RECORDS SHOWN:
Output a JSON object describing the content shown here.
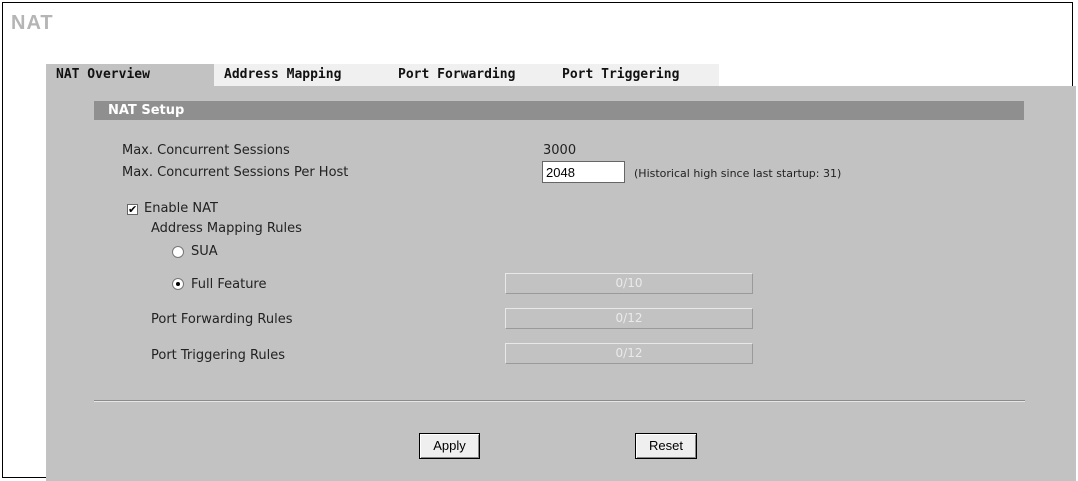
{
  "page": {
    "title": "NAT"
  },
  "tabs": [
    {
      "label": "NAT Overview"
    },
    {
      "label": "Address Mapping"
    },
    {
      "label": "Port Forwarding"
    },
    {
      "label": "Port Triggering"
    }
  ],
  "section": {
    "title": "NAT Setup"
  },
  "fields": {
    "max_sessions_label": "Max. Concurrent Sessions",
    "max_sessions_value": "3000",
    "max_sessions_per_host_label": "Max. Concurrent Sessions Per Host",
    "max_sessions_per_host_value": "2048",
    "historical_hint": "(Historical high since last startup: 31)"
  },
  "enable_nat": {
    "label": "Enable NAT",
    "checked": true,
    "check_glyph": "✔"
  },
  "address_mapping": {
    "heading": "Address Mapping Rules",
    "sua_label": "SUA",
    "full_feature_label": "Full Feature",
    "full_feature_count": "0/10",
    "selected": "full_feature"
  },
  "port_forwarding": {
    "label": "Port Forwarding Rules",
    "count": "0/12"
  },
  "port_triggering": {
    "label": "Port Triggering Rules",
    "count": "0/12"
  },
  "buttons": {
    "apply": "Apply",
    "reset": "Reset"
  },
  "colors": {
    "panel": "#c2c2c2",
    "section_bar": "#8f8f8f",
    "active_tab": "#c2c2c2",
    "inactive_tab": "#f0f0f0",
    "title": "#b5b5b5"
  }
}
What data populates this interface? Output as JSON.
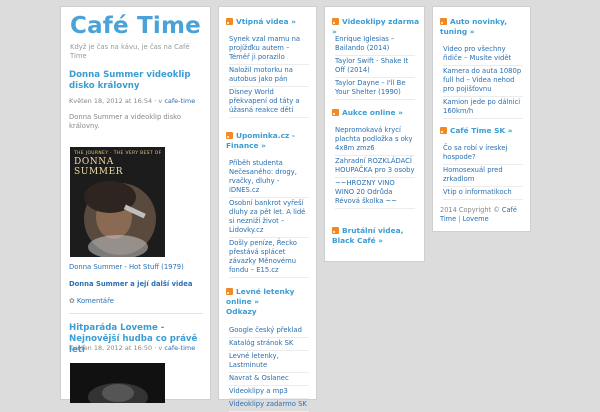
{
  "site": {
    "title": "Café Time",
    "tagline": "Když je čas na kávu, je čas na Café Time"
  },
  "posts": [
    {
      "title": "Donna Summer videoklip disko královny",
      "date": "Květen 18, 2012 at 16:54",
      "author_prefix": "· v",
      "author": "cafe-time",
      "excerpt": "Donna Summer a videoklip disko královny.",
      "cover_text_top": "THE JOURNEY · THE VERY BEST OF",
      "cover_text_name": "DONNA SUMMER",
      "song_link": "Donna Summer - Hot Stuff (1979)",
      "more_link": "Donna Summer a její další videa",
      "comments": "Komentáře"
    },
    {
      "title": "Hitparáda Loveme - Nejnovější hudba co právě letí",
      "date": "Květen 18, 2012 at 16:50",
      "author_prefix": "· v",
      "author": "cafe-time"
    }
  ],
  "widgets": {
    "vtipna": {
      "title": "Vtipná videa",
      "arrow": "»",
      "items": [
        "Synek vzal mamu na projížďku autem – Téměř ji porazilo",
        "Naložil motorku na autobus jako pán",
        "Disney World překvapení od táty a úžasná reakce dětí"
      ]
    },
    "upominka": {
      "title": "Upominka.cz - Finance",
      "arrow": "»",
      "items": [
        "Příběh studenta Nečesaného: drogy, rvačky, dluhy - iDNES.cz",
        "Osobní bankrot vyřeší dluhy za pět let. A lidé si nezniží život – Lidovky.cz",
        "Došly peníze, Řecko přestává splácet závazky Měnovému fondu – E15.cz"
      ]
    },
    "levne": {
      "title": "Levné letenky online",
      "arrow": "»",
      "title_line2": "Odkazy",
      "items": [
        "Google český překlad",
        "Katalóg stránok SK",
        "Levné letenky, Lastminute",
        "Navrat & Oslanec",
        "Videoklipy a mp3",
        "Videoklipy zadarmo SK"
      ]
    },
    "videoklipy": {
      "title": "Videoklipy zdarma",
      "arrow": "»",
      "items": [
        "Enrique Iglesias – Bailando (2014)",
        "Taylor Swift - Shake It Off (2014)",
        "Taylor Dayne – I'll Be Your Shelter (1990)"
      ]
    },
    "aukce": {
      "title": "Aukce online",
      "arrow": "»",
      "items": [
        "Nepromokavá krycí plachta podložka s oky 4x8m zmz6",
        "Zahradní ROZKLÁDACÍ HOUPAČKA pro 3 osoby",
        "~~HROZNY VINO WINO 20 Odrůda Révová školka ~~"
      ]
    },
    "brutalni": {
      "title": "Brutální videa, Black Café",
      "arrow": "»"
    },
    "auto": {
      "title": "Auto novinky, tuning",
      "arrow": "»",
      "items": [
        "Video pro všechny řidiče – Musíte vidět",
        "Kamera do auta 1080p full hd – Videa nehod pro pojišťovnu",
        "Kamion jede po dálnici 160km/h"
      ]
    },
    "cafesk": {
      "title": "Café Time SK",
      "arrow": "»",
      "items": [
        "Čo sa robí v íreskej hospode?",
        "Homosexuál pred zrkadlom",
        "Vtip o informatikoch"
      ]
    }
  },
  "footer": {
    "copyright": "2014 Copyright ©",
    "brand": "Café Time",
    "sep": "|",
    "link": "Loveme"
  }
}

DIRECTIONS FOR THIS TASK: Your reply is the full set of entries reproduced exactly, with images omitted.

RESPONSE AREA:
Output a JSON object describing the content shown here.
{
  "page": {
    "title": "NAT"
  },
  "tabs": [
    {
      "label": "NAT Overview"
    },
    {
      "label": "Address Mapping"
    },
    {
      "label": "Port Forwarding"
    },
    {
      "label": "Port Triggering"
    }
  ],
  "section": {
    "title": "NAT Setup"
  },
  "fields": {
    "max_sessions_label": "Max. Concurrent Sessions",
    "max_sessions_value": "3000",
    "max_sessions_per_host_label": "Max. Concurrent Sessions Per Host",
    "max_sessions_per_host_value": "2048",
    "historical_hint": "(Historical high since last startup: 31)"
  },
  "enable_nat": {
    "label": "Enable NAT",
    "checked": true,
    "check_glyph": "✔"
  },
  "address_mapping": {
    "heading": "Address Mapping Rules",
    "sua_label": "SUA",
    "full_feature_label": "Full Feature",
    "full_feature_count": "0/10",
    "selected": "full_feature"
  },
  "port_forwarding": {
    "label": "Port Forwarding Rules",
    "count": "0/12"
  },
  "port_triggering": {
    "label": "Port Triggering Rules",
    "count": "0/12"
  },
  "buttons": {
    "apply": "Apply",
    "reset": "Reset"
  },
  "colors": {
    "panel": "#c2c2c2",
    "section_bar": "#8f8f8f",
    "active_tab": "#c2c2c2",
    "inactive_tab": "#f0f0f0",
    "title": "#b5b5b5"
  }
}
What data populates this interface? Output as JSON.
{
  "site": {
    "title": "Café Time",
    "tagline": "Když je čas na kávu, je čas na Café Time"
  },
  "posts": [
    {
      "title": "Donna Summer videoklip disko královny",
      "date": "Květen 18, 2012 at 16:54",
      "author_prefix": "· v",
      "author": "cafe-time",
      "excerpt": "Donna Summer a videoklip disko královny.",
      "cover_text_top": "THE JOURNEY · THE VERY BEST OF",
      "cover_text_name": "DONNA SUMMER",
      "song_link": "Donna Summer - Hot Stuff (1979)",
      "more_link": "Donna Summer a její další videa",
      "comments": "Komentáře"
    },
    {
      "title": "Hitparáda Loveme - Nejnovější hudba co právě letí",
      "date": "Květen 18, 2012 at 16:50",
      "author_prefix": "· v",
      "author": "cafe-time"
    }
  ],
  "widgets": {
    "vtipna": {
      "title": "Vtipná videa",
      "arrow": "»",
      "items": [
        "Synek vzal mamu na projížďku autem – Téměř ji porazilo",
        "Naložil motorku na autobus jako pán",
        "Disney World překvapení od táty a úžasná reakce dětí"
      ]
    },
    "upominka": {
      "title": "Upominka.cz - Finance",
      "arrow": "»",
      "items": [
        "Příběh studenta Nečesaného: drogy, rvačky, dluhy - iDNES.cz",
        "Osobní bankrot vyřeší dluhy za pět let. A lidé si nezniží život – Lidovky.cz",
        "Došly peníze, Řecko přestává splácet závazky Měnovému fondu – E15.cz"
      ]
    },
    "levne": {
      "title": "Levné letenky online",
      "arrow": "»",
      "title_line2": "Odkazy",
      "items": [
        "Google český překlad",
        "Katalóg stránok SK",
        "Levné letenky, Lastminute",
        "Navrat & Oslanec",
        "Videoklipy a mp3",
        "Videoklipy zadarmo SK"
      ]
    },
    "videoklipy": {
      "title": "Videoklipy zdarma",
      "arrow": "»",
      "items": [
        "Enrique Iglesias – Bailando (2014)",
        "Taylor Swift - Shake It Off (2014)",
        "Taylor Dayne – I'll Be Your Shelter (1990)"
      ]
    },
    "aukce": {
      "title": "Aukce online",
      "arrow": "»",
      "items": [
        "Nepromokavá krycí plachta podložka s oky 4x8m zmz6",
        "Zahradní ROZKLÁDACÍ HOUPAČKA pro 3 osoby",
        "~~HROZNY VINO WINO 20 Odrůda Révová školka ~~"
      ]
    },
    "brutalni": {
      "title": "Brutální videa, Black Café",
      "arrow": "»"
    },
    "auto": {
      "title": "Auto novinky, tuning",
      "arrow": "»",
      "items": [
        "Video pro všechny řidiče – Musíte vidět",
        "Kamera do auta 1080p full hd – Videa nehod pro pojišťovnu",
        "Kamion jede po dálnici 160km/h"
      ]
    },
    "cafesk": {
      "title": "Café Time SK",
      "arrow": "»",
      "items": [
        "Čo sa robí v íreskej hospode?",
        "Homosexuál pred zrkadlom",
        "Vtip o informatikoch"
      ]
    }
  },
  "footer": {
    "copyright": "2014 Copyright ©",
    "brand": "Café Time",
    "sep": "|",
    "link": "Loveme"
  }
}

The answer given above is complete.